The Silver State’s golden compensation packages

Andy Matthews

Every week, NPRI President Andy Matthews writes a column for NPRI's week-in-review email. If you are not getting our emails, which contain our latest commentaries and news stories, you can sign up here to receive them.

The Silver State’s golden compensation packages

Whether you’re a current government employee or a retired one, Nevada is the place to be.

That’s because Nevada public employees take a lot from taxpayers — both when they’re working and after they retire.

A quick glance at illustrates this point when it comes to individual employees. But now, new data provides the big-picture perspective on what Nevada is paying for both current and retired public workers.

Last month, Nevada Journal reported on new data from the Bureau of Labor Statistics that shows Nevada’s public-school employees are faring much better financially, compared to their peers in other states, than are Nevadans working in the private sector. Additionally, the American Enterprise Institute just released a study showing that the Silver State has the highest public retiree pension benefits in the country.

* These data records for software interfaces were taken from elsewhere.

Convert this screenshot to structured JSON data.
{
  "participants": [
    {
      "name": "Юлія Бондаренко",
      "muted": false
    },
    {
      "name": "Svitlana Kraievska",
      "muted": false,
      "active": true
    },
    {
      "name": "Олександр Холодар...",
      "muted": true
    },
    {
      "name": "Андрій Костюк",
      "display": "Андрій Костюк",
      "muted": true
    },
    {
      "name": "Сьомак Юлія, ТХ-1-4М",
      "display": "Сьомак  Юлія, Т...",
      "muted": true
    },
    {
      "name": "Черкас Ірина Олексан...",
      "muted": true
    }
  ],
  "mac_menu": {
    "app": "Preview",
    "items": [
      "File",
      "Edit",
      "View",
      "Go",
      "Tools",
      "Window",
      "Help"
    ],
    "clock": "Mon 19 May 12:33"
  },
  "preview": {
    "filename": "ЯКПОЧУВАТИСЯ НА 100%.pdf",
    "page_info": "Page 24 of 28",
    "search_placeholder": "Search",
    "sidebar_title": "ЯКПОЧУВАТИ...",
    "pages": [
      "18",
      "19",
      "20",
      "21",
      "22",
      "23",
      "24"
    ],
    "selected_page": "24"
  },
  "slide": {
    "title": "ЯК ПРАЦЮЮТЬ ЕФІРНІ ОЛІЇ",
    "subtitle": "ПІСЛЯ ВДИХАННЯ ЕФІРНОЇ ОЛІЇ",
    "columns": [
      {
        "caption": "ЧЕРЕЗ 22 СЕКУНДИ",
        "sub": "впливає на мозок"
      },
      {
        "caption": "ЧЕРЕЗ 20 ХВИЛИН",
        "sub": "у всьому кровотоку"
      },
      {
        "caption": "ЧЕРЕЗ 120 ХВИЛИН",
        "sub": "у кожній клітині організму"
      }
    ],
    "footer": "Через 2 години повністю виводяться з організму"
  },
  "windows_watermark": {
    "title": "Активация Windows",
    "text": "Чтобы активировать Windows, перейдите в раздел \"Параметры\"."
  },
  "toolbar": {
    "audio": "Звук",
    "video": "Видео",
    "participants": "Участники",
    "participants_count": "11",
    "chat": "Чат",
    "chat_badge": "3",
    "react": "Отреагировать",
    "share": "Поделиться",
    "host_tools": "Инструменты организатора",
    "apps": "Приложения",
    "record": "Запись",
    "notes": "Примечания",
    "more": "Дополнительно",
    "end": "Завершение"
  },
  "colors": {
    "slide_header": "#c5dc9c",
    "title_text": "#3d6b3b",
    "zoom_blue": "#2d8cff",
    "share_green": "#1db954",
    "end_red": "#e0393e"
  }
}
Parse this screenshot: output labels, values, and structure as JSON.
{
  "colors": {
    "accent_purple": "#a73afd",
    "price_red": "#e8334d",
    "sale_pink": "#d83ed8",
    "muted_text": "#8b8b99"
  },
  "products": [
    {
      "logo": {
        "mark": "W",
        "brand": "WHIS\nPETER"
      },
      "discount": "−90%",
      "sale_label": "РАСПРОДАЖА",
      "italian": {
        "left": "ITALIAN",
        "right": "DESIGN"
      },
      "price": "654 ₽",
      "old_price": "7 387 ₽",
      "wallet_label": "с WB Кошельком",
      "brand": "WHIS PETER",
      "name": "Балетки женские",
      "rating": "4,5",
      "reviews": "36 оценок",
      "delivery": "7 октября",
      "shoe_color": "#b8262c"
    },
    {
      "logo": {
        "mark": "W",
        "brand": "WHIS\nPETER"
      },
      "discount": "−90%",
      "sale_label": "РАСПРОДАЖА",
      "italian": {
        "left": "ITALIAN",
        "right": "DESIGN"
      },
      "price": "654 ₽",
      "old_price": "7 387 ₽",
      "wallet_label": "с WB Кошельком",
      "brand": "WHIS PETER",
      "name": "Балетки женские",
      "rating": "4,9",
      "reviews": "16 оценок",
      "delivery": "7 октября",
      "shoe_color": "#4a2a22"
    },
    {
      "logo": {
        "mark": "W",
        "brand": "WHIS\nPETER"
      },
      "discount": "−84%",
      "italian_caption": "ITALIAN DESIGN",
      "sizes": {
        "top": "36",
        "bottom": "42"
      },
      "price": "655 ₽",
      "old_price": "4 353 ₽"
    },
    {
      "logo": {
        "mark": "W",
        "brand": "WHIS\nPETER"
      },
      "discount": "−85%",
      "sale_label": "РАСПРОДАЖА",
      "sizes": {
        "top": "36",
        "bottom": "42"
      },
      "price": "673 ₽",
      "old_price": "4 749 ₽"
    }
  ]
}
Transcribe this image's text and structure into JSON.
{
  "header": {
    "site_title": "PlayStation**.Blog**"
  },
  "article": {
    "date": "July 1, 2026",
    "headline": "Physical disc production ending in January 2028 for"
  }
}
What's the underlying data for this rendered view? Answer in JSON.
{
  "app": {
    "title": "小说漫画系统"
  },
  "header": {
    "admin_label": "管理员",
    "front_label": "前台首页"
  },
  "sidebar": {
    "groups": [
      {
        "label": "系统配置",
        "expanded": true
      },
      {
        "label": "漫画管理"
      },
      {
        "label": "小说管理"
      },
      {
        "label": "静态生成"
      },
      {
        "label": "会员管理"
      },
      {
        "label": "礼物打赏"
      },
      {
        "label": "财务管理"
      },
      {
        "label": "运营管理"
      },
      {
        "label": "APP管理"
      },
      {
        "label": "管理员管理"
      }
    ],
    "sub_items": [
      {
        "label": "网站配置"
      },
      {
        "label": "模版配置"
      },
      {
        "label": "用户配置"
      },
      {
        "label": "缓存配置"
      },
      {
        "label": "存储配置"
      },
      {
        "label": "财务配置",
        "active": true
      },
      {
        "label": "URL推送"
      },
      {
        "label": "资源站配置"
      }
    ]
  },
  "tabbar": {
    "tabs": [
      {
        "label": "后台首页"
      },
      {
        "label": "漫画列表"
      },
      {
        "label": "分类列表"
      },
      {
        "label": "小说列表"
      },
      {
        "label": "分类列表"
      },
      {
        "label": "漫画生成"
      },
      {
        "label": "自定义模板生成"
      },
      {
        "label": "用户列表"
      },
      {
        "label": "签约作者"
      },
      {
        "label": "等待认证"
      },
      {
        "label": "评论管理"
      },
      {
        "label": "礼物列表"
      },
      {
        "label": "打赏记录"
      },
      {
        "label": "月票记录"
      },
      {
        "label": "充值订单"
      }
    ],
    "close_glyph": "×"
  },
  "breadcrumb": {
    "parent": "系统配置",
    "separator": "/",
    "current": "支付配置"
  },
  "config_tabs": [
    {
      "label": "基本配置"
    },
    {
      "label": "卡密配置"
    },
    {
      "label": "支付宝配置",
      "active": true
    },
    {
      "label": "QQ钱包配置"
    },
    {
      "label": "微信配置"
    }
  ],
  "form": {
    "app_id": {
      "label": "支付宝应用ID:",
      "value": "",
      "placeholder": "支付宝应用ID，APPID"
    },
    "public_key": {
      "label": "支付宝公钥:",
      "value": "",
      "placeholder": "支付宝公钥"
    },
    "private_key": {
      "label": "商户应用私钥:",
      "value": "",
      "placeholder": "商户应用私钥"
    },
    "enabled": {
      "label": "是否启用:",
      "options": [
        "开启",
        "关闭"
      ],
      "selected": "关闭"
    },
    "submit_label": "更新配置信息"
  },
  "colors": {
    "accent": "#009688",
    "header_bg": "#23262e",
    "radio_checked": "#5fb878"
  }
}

Let’s start with Nevada’s education sector. In 2012 — the latest year for which data is available — the average annual income for someone working in Nevada’s K-12 public-school sector was 103.4 percent of the average wage for public-school workers nationally. Meanwhile, Nevadans working in the private sector took in only 86.2 percent of what their counterparts across the nation did.

That 17.2-point gap is the fourth-highest differential in the country.

When compared to their counterparts in neighboring states, Nevada’s public-school employees are doing even better. In Arizona, for example, those working in the private sector brought home 91.9 percent of the national average, while education employees made 83.6 percent of the national average for their sector.

The same is true in California, Idaho and Utah, where those in the private sector fared better compared to their peers than those in the public-school sector.

In retirement, Nevada’s public-sector workers are also living the high life. Andrew Biggs, former principal deputy commissioner of the Social Security Administration and the speaker at NPRI’s November 2011 policy luncheon, authored a study this month that shows Nevada offers the most generous retirement benefits in the entire nation.

On average, Nevada retirees bring in more than $64,000 each year. That means the average public retiree is poised to take home $1.33 million over the course of retirement, not including the value of his or her health care benefits.

Our retirees make so much that their annual income exceeds that of 87 percent of Nevadans who are currently working full-time. The only states for which that percentage is higher are Oregon, North Carolina and West Virginia.

And Biggs’ study doesn’t factor in public-safety retirees, who tend to retire earlier and receive higher pensions than other government workers.

Public-employee unions and supporters would have you believe salaries and pensions are modest. But a quick look at the data shows otherwise.

You know who shouldn’t be modest? The leader in NPRI’s bracket challenge: Joy Juedes.

Thanks for reading and have a great weekend!

Andy Matthews
NPRI President

Remember, if you'd like to receive the latest from NPRI, sign-up for our emails here.